Bluebells are in flower now, and while they are more or less ignored in shady dispositions, they are attractive to bees in the sun. Bumblebees and honeybees are most common, while a few flies and solitary bees were also there.
|A honeybee with full pollen load on Hyacinthoides hispanica|
Bees were able to obtain both pollen and nectar from the flowers, often going upside down to get inside. This is curious behavior, quite similar to their behavior in Hyacinthus flowers.
|Solitary bee on fruit tree (Prunus sp.?)|
For the first time since we've lived here, this mystery fruit tree has flowered in profusion. We do not know what it is! We suspected it may be some type of cherry, it has been known to produce a few inedible mostly-seed tart bitter "fruits", even the birds ignore them. Yet this year, it has attracted the attention of countless bees, flies, beetles, and butterflies. It is sweetly scented, unlike our plum trees which were somewhat sweet, but musky.
|Honeybee on fruit tree (Prunus sp.?)|
This is an aging worker, as evident by her frayed wing tips. She was also slower to move to the next flower than most of the honeybees, enabling me to take a photo of her. Honeybees are surprisingly difficult to photograph, depending on what they are foraging for. If they are foraging for nectar, they will be easier to photograph generally because their bodies are still while they reach in to get at the nectar. When foraging for pollen, they move quickly from flower to flower.
|Solitary bee (Nomada) on fruit tree (Prunus sp.?)|
There were many interesting solitary bees on this tree, many of which I was unable to photograph. This small bee resembles a wasp, but differs in that it is covered densely with hair. The position of the wings is also an indicator, wasps tend not to fold their wings over, though this isn't a guarantee.
|Tiny beetles on fruit tree (Prunus sp.?)|

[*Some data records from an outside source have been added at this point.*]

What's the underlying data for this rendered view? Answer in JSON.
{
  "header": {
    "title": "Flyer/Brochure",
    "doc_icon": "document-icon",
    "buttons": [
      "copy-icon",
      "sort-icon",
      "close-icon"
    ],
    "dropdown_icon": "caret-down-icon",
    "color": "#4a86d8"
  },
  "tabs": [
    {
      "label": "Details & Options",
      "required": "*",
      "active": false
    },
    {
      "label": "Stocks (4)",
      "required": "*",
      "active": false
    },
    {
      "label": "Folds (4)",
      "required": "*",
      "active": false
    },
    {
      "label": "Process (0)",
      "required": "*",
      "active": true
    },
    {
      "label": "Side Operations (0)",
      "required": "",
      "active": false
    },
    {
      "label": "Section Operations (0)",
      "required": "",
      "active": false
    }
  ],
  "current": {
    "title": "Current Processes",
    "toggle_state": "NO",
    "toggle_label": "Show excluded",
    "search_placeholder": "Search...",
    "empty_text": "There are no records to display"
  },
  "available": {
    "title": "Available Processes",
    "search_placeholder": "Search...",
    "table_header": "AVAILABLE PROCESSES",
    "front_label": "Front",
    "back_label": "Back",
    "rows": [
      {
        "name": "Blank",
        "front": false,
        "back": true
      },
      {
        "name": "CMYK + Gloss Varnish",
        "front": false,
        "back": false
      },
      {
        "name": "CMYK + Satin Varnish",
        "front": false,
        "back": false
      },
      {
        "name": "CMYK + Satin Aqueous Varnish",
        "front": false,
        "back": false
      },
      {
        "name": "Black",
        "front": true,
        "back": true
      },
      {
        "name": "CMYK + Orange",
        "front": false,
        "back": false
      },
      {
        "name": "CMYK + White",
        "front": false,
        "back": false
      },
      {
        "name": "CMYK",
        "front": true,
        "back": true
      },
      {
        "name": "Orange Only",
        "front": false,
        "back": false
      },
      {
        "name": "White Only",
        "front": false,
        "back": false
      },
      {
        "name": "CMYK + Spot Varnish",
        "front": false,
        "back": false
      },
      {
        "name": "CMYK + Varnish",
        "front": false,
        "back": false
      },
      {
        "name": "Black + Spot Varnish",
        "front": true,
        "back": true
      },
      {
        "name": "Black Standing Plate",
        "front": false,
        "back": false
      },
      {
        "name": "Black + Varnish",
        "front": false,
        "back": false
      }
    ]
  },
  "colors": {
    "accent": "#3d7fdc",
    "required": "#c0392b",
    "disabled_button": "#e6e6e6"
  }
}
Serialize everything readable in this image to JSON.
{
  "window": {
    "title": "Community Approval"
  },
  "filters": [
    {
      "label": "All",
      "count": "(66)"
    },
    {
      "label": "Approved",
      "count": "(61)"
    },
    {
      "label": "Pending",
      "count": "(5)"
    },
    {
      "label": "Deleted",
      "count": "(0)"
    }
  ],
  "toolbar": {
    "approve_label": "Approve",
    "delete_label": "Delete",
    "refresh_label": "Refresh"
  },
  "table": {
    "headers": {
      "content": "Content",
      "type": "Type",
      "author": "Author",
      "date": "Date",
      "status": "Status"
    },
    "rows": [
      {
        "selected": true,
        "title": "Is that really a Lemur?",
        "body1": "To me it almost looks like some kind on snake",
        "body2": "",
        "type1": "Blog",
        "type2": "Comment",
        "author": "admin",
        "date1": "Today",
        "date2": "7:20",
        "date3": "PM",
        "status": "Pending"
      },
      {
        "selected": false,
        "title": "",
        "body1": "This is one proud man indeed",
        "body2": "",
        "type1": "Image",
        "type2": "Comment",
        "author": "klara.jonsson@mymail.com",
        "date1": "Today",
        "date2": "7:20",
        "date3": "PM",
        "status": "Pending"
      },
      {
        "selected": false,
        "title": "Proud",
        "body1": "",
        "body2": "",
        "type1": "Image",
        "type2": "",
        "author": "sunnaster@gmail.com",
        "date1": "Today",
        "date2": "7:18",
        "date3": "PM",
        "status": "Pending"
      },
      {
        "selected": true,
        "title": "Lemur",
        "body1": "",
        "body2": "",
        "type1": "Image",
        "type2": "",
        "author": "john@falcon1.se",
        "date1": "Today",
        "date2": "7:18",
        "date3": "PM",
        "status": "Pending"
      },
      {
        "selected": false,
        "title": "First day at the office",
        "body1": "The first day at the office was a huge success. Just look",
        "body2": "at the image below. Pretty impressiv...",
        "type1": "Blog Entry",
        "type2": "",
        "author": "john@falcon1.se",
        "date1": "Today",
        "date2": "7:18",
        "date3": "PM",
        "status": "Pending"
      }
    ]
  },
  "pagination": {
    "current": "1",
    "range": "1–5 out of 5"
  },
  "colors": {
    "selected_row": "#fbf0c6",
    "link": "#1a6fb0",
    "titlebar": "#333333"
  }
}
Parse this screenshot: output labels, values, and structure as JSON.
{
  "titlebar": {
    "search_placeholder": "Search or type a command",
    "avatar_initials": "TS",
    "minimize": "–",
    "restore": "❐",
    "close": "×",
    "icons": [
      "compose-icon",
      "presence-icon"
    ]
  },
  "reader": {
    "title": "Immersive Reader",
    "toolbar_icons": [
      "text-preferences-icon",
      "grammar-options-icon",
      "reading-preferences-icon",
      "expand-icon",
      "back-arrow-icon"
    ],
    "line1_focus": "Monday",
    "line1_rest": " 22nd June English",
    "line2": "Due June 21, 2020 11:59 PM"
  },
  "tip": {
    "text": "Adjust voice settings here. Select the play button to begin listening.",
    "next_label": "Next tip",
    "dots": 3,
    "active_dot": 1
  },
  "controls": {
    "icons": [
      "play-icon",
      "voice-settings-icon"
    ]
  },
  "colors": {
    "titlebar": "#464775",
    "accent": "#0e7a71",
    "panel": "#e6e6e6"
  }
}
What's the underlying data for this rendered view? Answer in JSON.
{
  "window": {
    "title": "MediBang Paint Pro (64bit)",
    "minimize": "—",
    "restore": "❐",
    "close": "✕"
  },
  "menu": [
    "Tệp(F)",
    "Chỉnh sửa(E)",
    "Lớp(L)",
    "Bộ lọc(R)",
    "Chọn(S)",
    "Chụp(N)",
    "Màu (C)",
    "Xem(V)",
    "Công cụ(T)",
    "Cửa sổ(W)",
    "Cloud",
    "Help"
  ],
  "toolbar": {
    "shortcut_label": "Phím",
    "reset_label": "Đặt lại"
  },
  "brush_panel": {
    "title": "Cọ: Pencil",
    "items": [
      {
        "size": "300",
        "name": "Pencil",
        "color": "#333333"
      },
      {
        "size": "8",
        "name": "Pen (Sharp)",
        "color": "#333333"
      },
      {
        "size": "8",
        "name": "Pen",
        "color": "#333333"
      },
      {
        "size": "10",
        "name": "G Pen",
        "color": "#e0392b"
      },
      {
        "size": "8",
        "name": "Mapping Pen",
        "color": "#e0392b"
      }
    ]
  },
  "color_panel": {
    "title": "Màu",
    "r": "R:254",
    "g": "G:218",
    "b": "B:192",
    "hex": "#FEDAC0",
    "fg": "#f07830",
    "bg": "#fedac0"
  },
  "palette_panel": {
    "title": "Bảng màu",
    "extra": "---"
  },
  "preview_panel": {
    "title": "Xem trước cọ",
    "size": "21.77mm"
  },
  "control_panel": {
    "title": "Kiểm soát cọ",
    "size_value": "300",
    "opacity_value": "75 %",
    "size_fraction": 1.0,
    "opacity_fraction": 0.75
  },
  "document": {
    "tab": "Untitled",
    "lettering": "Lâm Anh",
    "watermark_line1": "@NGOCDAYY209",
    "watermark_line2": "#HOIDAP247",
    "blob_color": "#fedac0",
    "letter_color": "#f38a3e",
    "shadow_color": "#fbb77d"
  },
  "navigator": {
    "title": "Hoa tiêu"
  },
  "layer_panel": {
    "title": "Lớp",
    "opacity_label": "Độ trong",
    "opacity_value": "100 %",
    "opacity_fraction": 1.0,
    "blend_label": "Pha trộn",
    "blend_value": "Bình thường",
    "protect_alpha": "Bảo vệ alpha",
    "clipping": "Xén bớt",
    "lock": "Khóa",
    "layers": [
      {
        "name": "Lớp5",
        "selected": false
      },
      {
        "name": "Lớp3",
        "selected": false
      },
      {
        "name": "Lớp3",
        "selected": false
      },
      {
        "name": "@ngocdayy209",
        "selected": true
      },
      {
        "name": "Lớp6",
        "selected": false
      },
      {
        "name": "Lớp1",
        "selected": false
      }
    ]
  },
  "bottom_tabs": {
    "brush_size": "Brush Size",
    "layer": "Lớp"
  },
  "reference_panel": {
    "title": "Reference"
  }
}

These tiny beetles were on many of the lower branches. Their markings were beautiful, though I must point out that they were so small I could not appreciate them until the photos were on the computer. These beetles were no larger than a large grain of rice.
|Nomada on fruit tree (Prunus sp.?)|
|How many insects can you find?|